Perhaps the interesting point here is not the wisdom or practicality of the demands themselves but the fact that it’s the wives who are making them. In the canon of adultery novels, there are more stories about the adulterous partner than about the wronged spouse. Where he does get his own book, the wronged spouse is usually a man, as in The Good Soldier, A Handful of Dust, Herzog, Jealousy. In the history of the novel, female adulterous desire has been a major force, female jealousy a minor one.
Before any of this trouble happened, the narrator recalls, her literary agent had told her her theory that “every marriage is jerry-rigged. Even the ones that look reasonable from the outside are held together inside with chewing gum and wire and string.” As opposed to what? one wonders. What would a marriage of poured concrete look like? Or is the implicit comparison not to masonry but to magic? Perhaps the problem with chewing gum and wire is not that they are flimsy, but that they are unenchanted, man-made materials.
Offill’s wife and husband have, or at least once had, between them all the elements one is supposed to hope for—love and desire and friendship and their adored daughter. How can a relationship so intensely intimate and companionable seem so easily soluble? And what is that other thing, extramarital sex, that has everyone so quickly making contingency plans to jump ship? The wife and husband’s exemplary, perhaps even ideal, modern marriage is a form of personal gratification—a nonbinding choice that is very much bound up with the ego.

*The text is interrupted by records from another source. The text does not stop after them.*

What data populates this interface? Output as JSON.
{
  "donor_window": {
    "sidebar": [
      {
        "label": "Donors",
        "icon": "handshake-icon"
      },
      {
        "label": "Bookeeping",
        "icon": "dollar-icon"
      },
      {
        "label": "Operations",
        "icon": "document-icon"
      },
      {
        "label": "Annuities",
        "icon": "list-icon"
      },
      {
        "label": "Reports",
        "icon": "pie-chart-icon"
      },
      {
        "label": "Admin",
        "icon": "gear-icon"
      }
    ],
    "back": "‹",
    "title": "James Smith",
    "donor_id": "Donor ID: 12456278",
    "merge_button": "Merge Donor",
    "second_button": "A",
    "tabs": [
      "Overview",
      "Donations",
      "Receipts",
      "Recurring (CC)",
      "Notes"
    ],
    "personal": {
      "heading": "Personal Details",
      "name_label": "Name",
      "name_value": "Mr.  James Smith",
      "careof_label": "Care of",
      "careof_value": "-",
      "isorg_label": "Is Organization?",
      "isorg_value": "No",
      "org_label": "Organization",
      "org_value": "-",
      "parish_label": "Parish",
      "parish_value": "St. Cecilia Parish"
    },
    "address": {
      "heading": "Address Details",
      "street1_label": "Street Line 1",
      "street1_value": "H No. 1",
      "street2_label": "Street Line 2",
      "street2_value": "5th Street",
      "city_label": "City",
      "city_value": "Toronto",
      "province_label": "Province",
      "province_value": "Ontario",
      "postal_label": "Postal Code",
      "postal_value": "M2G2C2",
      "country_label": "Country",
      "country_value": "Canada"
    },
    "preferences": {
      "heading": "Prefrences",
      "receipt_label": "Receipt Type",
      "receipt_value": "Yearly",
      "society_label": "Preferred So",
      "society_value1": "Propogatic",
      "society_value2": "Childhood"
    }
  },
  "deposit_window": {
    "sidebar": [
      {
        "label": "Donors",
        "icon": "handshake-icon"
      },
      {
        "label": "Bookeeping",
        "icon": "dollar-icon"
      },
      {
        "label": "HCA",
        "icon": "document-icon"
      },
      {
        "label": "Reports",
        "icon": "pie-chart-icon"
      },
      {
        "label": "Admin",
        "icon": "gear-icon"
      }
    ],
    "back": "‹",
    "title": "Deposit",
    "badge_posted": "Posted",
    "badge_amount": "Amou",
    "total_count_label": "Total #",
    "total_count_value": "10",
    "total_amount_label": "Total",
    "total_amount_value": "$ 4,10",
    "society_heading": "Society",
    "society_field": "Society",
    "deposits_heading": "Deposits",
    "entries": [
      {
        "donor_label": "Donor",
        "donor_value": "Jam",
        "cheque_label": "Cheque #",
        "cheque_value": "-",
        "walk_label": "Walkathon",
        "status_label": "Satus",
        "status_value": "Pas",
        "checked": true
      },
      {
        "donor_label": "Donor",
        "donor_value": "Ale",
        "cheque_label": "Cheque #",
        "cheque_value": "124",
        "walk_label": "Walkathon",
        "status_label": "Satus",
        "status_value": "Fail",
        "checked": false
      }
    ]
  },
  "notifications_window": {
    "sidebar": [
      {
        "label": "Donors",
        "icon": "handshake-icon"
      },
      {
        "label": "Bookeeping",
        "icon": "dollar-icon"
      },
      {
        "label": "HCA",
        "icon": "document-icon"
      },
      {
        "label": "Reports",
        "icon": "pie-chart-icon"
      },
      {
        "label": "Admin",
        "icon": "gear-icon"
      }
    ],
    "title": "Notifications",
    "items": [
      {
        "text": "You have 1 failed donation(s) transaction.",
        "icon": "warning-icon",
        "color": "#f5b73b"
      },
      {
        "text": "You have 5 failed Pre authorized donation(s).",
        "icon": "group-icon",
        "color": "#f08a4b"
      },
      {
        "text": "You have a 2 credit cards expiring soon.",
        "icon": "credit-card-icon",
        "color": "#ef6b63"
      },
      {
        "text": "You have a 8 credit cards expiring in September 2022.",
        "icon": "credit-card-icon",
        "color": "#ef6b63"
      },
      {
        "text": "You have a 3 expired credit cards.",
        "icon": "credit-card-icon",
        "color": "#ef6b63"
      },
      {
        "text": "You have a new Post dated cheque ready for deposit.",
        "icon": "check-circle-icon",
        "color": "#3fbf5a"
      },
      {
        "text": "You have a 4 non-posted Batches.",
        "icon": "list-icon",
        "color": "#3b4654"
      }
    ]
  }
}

No wonder the narrator’s howl of pain: the marriage, at that moment of revelation, for all practical purposes, is the self. And it is one’s sense of self that is held together with chewing gum and string; marriage is a part of the jerry-rigging that might, with some luck, temporarily give a person the feeling that she is not a needy, grasping, emotionally unstable wreck. This is the true idyll offered by marriage. But this blissful interlude, which does not feel like bliss but only like ordinary life, can come to an end.
You might say that a revelation of adultery, shorn of its old consequences, is the smallest possible disaster that still registers on the personal disaster scale. As such, it is formally comical, and a novelist must recognize the comedy. If she also wants to take her characters’ experience seriously, rather than reduce it to satire, she has to perform a delicate balancing act. Here is Offill’s heroine considering her troubles:
No one gets the crack-up he expects. The wife was planning for the one with the headscarf and the dark jokes and the people speaking kindly at her funeral.
Oh wait, might still get that one.
The wife has had to learn a difficult lesson about the impermanence of human arrangements, but she has been allowed to learn it in the gentlest possible way.